[[ SOURCE DATA open ]]

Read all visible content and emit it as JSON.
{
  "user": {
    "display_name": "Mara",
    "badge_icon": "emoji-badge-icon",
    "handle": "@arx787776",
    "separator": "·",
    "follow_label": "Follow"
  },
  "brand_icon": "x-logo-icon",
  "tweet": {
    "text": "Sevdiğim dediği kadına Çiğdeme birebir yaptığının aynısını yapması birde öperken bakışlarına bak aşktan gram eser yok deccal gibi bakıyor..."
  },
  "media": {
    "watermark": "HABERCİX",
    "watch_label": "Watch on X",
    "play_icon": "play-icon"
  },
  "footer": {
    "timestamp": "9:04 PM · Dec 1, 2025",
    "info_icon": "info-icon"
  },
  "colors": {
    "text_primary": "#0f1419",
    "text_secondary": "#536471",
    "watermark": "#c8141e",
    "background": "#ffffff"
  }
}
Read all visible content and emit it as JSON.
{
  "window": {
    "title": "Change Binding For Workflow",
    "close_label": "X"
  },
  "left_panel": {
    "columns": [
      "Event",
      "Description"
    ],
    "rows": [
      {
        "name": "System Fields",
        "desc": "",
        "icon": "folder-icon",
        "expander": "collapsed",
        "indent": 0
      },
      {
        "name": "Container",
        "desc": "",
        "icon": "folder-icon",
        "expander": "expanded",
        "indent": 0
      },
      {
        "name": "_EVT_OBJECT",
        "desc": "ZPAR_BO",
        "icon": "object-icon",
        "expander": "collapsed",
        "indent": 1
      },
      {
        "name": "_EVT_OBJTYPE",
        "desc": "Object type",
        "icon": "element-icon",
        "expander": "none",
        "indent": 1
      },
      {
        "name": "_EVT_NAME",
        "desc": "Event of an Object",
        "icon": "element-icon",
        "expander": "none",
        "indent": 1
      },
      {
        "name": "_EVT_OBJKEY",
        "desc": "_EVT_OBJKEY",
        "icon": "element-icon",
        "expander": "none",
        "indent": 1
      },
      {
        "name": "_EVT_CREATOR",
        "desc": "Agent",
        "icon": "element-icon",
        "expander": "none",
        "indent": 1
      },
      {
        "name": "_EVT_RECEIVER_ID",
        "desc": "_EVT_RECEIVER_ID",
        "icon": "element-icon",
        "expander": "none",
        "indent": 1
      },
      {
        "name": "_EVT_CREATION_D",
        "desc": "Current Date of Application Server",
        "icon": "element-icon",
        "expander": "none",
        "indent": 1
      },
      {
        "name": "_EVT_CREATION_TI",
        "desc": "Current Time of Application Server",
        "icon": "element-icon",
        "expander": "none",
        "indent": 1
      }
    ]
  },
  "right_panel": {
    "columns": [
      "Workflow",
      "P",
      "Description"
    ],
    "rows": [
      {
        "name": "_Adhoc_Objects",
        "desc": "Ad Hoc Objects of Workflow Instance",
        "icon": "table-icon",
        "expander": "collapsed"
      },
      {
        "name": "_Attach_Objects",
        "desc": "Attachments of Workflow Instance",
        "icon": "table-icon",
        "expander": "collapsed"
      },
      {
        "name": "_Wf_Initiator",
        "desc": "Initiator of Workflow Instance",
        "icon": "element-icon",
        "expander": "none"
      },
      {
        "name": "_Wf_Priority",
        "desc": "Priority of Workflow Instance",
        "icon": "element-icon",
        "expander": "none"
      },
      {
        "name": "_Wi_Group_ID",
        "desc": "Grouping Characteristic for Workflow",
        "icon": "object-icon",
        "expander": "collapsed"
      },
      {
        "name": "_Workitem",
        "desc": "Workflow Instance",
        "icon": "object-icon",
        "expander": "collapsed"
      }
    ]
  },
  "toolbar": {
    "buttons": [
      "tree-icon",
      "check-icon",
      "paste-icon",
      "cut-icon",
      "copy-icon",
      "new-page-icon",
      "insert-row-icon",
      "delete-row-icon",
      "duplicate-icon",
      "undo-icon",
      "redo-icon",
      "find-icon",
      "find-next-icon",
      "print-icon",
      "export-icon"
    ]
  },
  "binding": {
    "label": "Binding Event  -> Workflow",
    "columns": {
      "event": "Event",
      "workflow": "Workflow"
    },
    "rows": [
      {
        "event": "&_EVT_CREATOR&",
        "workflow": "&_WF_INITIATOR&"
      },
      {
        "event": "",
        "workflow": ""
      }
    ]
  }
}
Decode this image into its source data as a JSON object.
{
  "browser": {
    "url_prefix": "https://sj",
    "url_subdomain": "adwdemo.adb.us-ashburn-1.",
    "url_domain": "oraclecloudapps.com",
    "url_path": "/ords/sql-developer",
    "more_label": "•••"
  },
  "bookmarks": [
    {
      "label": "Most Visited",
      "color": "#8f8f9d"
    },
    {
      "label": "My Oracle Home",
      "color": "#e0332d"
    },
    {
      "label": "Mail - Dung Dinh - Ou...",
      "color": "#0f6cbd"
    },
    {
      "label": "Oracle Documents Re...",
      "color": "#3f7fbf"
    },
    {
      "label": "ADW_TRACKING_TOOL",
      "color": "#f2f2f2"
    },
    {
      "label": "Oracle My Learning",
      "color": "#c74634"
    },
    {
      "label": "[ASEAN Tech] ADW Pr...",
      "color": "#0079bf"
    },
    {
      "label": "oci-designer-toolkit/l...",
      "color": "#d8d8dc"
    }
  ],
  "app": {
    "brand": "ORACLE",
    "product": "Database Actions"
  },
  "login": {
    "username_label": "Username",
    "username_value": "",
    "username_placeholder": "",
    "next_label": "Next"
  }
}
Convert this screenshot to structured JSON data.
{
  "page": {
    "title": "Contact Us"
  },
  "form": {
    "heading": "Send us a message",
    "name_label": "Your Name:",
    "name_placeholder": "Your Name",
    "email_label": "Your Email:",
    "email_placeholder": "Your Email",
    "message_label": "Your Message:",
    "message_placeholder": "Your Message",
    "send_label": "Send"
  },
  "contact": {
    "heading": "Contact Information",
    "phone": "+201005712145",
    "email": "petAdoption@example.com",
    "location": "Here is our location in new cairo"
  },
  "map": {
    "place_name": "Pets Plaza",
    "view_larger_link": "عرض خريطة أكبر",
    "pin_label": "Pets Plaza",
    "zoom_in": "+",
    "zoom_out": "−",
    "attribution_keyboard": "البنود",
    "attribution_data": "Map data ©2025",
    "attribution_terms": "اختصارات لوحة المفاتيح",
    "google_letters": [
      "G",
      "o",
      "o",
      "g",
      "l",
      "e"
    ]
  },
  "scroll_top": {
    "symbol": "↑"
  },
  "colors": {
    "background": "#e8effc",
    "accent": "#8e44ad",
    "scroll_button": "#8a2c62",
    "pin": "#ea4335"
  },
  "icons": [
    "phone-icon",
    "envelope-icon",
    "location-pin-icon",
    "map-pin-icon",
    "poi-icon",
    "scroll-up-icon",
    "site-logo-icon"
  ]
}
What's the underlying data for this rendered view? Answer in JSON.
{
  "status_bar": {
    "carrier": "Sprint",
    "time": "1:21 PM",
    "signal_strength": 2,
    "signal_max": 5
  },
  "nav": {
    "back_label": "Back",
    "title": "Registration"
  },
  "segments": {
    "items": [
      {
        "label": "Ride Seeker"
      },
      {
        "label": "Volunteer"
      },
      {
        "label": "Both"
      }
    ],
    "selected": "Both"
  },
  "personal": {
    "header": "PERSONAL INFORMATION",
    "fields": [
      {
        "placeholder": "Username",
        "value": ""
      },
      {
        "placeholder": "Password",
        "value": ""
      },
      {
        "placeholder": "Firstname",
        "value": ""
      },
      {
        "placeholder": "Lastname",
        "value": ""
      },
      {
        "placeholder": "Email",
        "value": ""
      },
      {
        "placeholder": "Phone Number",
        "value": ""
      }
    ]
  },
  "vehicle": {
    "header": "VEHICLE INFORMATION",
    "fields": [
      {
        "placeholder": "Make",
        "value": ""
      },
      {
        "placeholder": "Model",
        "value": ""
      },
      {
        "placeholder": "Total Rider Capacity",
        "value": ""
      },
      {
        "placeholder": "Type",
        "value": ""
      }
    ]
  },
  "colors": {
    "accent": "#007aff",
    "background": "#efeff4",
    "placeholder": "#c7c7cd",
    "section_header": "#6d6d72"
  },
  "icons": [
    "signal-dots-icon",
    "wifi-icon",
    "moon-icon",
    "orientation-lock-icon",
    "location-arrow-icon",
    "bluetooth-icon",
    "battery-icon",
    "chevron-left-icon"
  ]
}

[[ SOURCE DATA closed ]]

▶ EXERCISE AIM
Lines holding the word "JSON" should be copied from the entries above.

▶ ANSWER TO THE PROBLEM
Read all visible content and emit it as JSON.
Read all visible content and emit it as JSON.
Decode this image into its source data as a JSON object.
Convert this screenshot to structured JSON data.
What's the underlying data for this rendered view? Answer in JSON.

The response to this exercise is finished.